Dataset rows for apps and sites:
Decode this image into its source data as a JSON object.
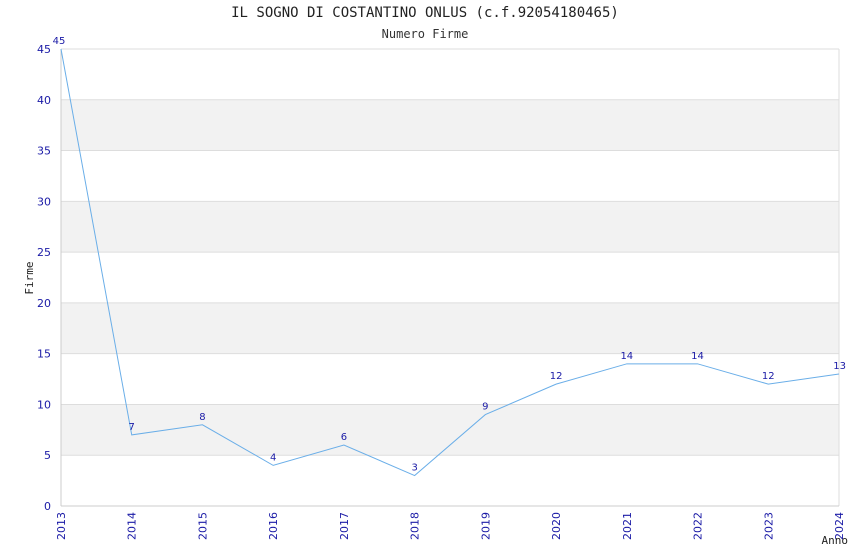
{
  "chart_data": {
    "type": "line",
    "title": "IL SOGNO DI COSTANTINO ONLUS (c.f.92054180465)",
    "subtitle": "Numero Firme",
    "xlabel": "Anno",
    "ylabel": "Firme",
    "x": [
      "2013",
      "2014",
      "2015",
      "2016",
      "2017",
      "2018",
      "2019",
      "2020",
      "2021",
      "2022",
      "2023",
      "2024"
    ],
    "series": [
      {
        "values": [
          45,
          7,
          8,
          4,
          6,
          3,
          9,
          12,
          14,
          14,
          12,
          13
        ]
      }
    ],
    "ylim": [
      0,
      45
    ],
    "yticks": [
      0,
      5,
      10,
      15,
      20,
      25,
      30,
      35,
      40,
      45
    ],
    "grid": true,
    "colors": {
      "line": "#6aaee8",
      "labels": "#1a1aa6",
      "band": "#f2f2f2"
    }
  }
}
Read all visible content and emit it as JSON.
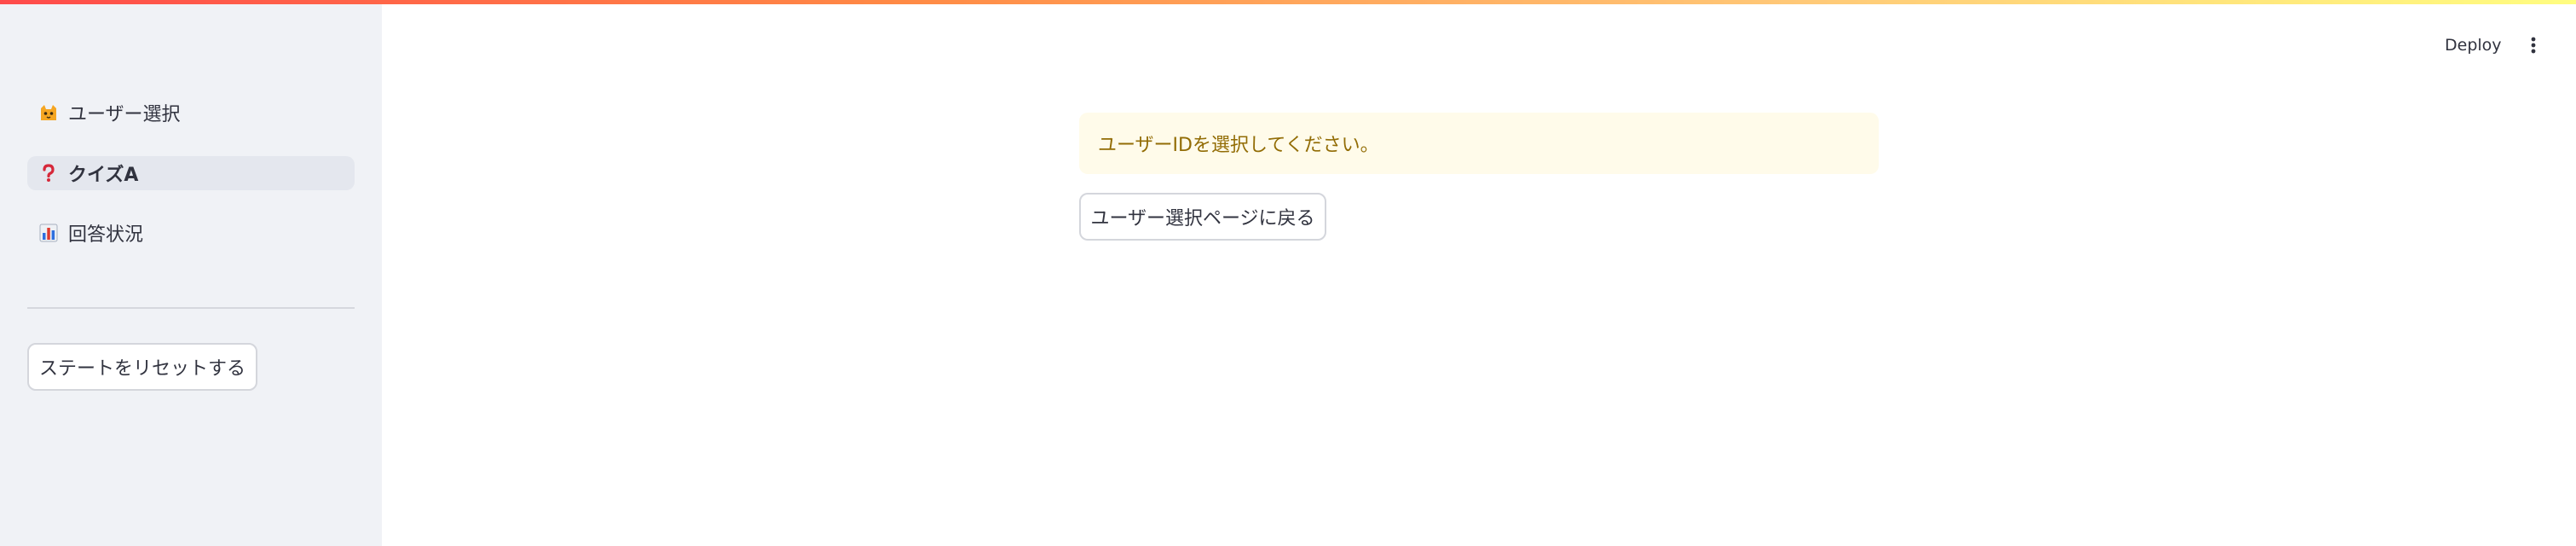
{
  "sidebar": {
    "nav_items": [
      {
        "label": "ユーザー選択",
        "icon": "cat-face-icon"
      },
      {
        "label": "クイズA",
        "icon": "question-mark-icon",
        "active": true
      },
      {
        "label": "回答状況",
        "icon": "bar-chart-icon"
      }
    ],
    "reset_button_label": "ステートをリセットする"
  },
  "header": {
    "deploy_label": "Deploy",
    "menu_icon": "kebab-menu-icon"
  },
  "main": {
    "warning_message": "ユーザーIDを選択してください。",
    "back_button_label": "ユーザー選択ページに戻る"
  },
  "colors": {
    "sidebar_bg": "#f0f2f6",
    "active_nav_bg": "#e4e7ee",
    "warning_bg": "#fffbea",
    "warning_text": "#926c05",
    "accent_gradient_start": "#ff4b4b",
    "accent_gradient_end": "#fffd80"
  }
}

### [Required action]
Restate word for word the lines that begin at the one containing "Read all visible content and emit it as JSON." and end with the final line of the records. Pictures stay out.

### [Solution to this problem]
Read all visible content and emit it as JSON.
{
  "sidebar": {
    "nav_items": [
      {
        "label": "ユーザー選択",
        "icon": "cat-face-icon"
      },
      {
        "label": "クイズA",
        "icon": "question-mark-icon",
        "active": true
      },
      {
        "label": "回答状況",
        "icon": "bar-chart-icon"
      }
    ],
    "reset_button_label": "ステートをリセットする"
  },
  "header": {
    "deploy_label": "Deploy",
    "menu_icon": "kebab-menu-icon"
  },
  "main": {
    "warning_message": "ユーザーIDを選択してください。",
    "back_button_label": "ユーザー選択ページに戻る"
  },
  "colors": {
    "sidebar_bg": "#f0f2f6",
    "active_nav_bg": "#e4e7ee",
    "warning_bg": "#fffbea",
    "warning_text": "#926c05",
    "accent_gradient_start": "#ff4b4b",
    "accent_gradient_end": "#fffd80"
  }
}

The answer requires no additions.